→ **EXERCISE INSTRUCTIONS**: From the listing below, extract each line containing the string "category".

###

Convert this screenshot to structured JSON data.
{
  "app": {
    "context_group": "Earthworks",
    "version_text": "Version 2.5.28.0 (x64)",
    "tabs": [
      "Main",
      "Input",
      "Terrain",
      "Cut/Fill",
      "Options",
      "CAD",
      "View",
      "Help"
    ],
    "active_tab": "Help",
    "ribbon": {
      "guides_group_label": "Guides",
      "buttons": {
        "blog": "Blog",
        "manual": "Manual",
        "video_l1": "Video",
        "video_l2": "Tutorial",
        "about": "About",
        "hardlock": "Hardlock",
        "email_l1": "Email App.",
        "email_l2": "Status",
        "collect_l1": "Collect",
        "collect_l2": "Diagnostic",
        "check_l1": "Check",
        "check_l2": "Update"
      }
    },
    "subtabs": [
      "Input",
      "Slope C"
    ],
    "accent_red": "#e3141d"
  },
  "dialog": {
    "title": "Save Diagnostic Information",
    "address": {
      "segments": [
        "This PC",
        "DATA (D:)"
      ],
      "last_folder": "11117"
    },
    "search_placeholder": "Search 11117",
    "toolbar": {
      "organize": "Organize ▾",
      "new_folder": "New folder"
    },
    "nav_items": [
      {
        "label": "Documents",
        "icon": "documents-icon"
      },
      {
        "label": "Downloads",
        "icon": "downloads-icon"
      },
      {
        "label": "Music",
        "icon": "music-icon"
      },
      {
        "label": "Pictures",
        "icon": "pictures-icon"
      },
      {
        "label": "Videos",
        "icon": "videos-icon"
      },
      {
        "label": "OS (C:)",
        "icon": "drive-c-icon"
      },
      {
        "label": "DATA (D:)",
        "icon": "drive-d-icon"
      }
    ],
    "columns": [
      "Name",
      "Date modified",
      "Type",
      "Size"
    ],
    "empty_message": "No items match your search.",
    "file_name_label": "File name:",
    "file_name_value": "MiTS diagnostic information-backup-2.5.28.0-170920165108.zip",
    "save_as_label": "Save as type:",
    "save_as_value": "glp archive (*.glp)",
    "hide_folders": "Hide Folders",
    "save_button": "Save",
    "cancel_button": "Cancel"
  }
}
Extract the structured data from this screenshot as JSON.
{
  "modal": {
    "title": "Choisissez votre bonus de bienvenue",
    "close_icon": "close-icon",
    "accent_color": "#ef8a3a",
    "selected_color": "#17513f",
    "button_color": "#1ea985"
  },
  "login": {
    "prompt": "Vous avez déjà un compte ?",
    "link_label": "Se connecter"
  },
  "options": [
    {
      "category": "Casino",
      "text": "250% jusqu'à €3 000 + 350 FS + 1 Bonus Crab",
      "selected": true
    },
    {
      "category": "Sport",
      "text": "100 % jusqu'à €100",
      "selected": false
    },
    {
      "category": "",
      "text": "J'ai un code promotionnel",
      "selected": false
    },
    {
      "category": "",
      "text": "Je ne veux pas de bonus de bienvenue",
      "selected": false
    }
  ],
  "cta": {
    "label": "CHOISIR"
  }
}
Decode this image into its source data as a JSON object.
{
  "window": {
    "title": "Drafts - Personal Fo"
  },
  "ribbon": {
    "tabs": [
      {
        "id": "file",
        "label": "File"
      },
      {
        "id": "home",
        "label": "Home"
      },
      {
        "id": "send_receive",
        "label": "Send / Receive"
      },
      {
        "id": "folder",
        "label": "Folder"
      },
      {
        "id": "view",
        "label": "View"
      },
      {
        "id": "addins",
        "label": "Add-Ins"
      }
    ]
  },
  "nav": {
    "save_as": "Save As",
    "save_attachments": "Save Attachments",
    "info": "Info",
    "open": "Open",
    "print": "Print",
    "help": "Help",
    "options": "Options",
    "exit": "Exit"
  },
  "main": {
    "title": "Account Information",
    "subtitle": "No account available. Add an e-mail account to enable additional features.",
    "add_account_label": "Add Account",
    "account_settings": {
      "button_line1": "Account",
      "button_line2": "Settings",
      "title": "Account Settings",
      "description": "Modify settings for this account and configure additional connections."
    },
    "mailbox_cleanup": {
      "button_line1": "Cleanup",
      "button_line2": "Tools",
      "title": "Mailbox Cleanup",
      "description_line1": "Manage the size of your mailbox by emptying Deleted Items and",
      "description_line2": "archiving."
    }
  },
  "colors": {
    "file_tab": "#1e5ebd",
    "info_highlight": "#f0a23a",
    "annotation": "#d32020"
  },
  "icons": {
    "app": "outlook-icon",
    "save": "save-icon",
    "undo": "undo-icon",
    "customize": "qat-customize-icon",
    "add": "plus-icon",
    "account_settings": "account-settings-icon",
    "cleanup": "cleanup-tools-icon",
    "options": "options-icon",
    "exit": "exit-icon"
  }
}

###

→ **EXERCISE ANSWER**:
      "category": "Casino",
      "category": "Sport",
      "category": "",
      "category": "",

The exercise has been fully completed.